Workers’ compensation in Arkansas can usually pay for your medical expenses if you are too injured to return to work, but workers’ comp. also usually pays injured workers a continuing wage while they recover. The amounts paid and the duration of these payments are often confusing, but a Workers’ Compensation attorney can help you understand what benefits you should be entitled to through your workers’ comp. claim.
If you or a loved one was injured in a workplace accident in Arkansas, talk to Ken Kieklak, Attorney at Law today. Ken represents injured workers and their families in Workers’ Compensation claims, fighting to help these families get wage loss benefits to so they can support themselves and their families. For a free consultation on your case, call Fayetteville wage loss claims lawyer Ken Kieklak today at (479) 316-0438.
Replacement Wage Claims Through Workers’ Compensation in Arkansas
If you were injured in a workplace accident or are suffering from a work-related medical condition, you may be entitled to file a Workers’ Compensation claim. In fact, in most cases, you must file a Workers’ Compensation claim rather than seek compensation through an insurance claim or a lawsuit. It may not be immediately obvious how powerful workers’ comp. benefits are in Arkansas, so it is important to understand what you might be entitled to through a workers’ comp. claim.
First, Workers’ Compensation is designed to pay for your medical expenses and help treat your injuries or medical conditions. This treatment may come from a doctor chosen by your employer or their workers’ comp. insurance carrier, but that should not affect the quality of the medical care you receive. Instead, this process ensures that you continue to receive your necessary care and that you are okayed to return to work as soon as you are well enough.
While you are too injured to work, you may not have the income to support yourself and your family. Especially if you are the sole provider for your household, you could be without income for a prolonged period. While you may be able to file with insurance or file a lawsuit in court in some situations, these cases may take some time to resolve.
Workers’ compensation, on the other hand, is often a quick process that can start getting you benefits within weeks. There is usually a 7-day waiting period where you cannot receive missed wages, but if you are out of work for more than 14 days because of your injury, you should promptly receive wages dating back to your first day after your injury or illness started.
These benefits usually pay a limited amount less than your normal wage, but can continue for a prolonged period intended to give you time to recover from your injuries or illness.
How Much Does Workers’ Comp. Pay for Lost Wages?
The wages that you receive from workers’ comp. are heavily dependent on your normal wages. Typically, you can get 66 2/3% of your average weekly wages paid through Workers’ Compensation when you are unable to work. This pays a minimum of $20 and a maximum value tied to the average weekly wages across Arkansas. In 2018, the maximum weekly wage is $673, which is approximately 85% of the weekly average wage in Arkansas ($791.34).

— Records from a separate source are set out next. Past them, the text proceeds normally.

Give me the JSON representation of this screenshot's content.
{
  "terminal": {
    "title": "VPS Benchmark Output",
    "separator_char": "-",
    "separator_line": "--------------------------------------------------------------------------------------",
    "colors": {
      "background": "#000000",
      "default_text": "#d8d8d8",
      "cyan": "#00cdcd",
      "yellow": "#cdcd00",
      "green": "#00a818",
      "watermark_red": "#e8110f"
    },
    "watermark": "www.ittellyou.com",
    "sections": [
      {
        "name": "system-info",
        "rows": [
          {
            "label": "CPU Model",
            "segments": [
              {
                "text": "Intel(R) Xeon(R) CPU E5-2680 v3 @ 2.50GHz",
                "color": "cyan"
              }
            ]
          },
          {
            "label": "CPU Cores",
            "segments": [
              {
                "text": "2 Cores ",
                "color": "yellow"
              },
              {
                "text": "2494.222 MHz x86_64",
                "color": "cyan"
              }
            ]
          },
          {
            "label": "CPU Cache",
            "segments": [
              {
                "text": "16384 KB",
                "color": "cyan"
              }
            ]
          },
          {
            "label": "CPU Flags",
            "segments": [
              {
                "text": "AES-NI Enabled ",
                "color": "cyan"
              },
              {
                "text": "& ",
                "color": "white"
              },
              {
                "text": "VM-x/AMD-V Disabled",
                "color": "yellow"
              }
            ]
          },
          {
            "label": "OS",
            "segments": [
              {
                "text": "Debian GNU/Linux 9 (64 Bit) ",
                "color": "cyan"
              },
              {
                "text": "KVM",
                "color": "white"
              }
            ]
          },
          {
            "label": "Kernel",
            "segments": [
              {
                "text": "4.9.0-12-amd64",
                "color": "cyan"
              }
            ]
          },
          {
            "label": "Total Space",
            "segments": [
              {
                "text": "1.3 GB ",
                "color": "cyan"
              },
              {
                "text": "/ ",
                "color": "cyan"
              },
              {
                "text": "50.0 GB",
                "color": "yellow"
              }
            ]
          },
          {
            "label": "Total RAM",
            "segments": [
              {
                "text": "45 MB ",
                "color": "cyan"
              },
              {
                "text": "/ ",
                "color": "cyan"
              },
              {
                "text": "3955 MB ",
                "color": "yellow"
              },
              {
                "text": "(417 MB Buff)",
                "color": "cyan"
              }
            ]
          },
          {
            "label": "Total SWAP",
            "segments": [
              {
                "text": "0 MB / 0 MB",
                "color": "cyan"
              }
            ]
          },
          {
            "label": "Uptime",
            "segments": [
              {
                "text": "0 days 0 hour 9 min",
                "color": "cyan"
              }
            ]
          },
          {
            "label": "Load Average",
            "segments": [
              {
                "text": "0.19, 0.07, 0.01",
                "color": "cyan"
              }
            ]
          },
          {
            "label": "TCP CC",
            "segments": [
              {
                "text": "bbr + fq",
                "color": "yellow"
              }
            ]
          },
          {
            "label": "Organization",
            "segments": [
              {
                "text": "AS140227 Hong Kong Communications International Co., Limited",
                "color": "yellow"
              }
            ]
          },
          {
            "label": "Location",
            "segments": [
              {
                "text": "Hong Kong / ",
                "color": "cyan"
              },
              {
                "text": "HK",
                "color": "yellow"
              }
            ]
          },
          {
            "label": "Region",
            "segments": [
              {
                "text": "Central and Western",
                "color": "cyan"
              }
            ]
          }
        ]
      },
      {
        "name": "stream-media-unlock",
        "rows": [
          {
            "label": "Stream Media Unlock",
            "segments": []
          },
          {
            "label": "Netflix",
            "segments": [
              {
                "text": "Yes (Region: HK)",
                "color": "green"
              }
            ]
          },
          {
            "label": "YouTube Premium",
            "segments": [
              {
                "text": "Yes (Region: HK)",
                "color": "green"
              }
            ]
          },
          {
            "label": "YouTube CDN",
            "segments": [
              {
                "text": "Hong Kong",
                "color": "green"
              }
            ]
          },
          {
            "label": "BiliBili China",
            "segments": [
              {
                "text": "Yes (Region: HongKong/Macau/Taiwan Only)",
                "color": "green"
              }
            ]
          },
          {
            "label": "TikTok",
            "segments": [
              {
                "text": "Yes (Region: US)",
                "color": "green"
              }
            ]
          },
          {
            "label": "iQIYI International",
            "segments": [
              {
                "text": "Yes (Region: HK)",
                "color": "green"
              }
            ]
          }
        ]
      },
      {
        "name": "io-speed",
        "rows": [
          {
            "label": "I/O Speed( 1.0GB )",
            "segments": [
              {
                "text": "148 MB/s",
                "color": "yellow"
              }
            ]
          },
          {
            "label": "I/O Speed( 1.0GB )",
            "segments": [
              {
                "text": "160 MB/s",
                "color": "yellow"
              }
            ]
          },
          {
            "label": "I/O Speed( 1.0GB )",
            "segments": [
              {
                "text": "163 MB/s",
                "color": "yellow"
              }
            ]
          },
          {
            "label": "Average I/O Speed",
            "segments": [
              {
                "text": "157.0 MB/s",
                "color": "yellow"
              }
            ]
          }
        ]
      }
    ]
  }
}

Wage-loss benefits, as these are called, are paid every other week. These expenses go straight to you as the recipient and are not required to be used for medical expenses or any other care. Instead, these benefits can be used just like your normal paycheck would – to pay the bills, to buy groceries, or for whatever else the benefits can provide. While 66 2/3% of your normal paycheck might mean having to tighten your budget, it is important to remember that your medical expenses are covered separately through workers’ comp. This means that you should not typically have to use your wage-loss benefits to pay for any necessary medical care, freeing up funds.
The length of time you receive benefits for depends on your injuries and conditions. There are many “scheduled” awards, which result in specific payments for defined lengths of time based on the injury you face. Many of these are scaled such that a more serious injury with a longer expected recovery time means wages for a longer time period. The length of benefits are usually measured in weeks.
There are also special rules for permanent disabilities and “partial” disabilities, which affect only certain areas (e.g. permanent hearing loss in one ear or the loss of a leg). With permanent partial disabilities (PPD), you may be able to return to work, but with limitations. Workers’ comp. rates are often paid in smaller amounts to reflect that your disability is partial.
Permanent injuries have a slightly different system. In many cases, even permanent, total disability has its limitations. The rate may be reduced or the overall length of the benefits may be capped. If your condition is permanent but does not totally disable you, you may also be entitled to reduced long-term benefits. Without full disability, the benefits may be scaled back to compensate you only for the lost use of your body or a body part. This kind of “permanent partial disability” (PPD) usually comes into play when you lose one limb or your injury places limitations on your range of movement or work abilities (e.g. you lost function in one hand or can no longer lift more than 50 pounds because of your injury).
Arkansas Workers’ Comp. Lawyer for Wage Loss Benefits and Workers’ Comp. Claims in Fayetteville
If you or a loved one suffered a workplace injury or cannot return to work because of a job-related illness or condition, talk to an attorney today. You might be able to seek medical care through Workers’ Compensation. This should cover your medical bills and pay you ongoing wages. For a free consultation on your case, contact Fayetteville wage loss benefit lawyer Ken Kieklak today at (479) 316-0438.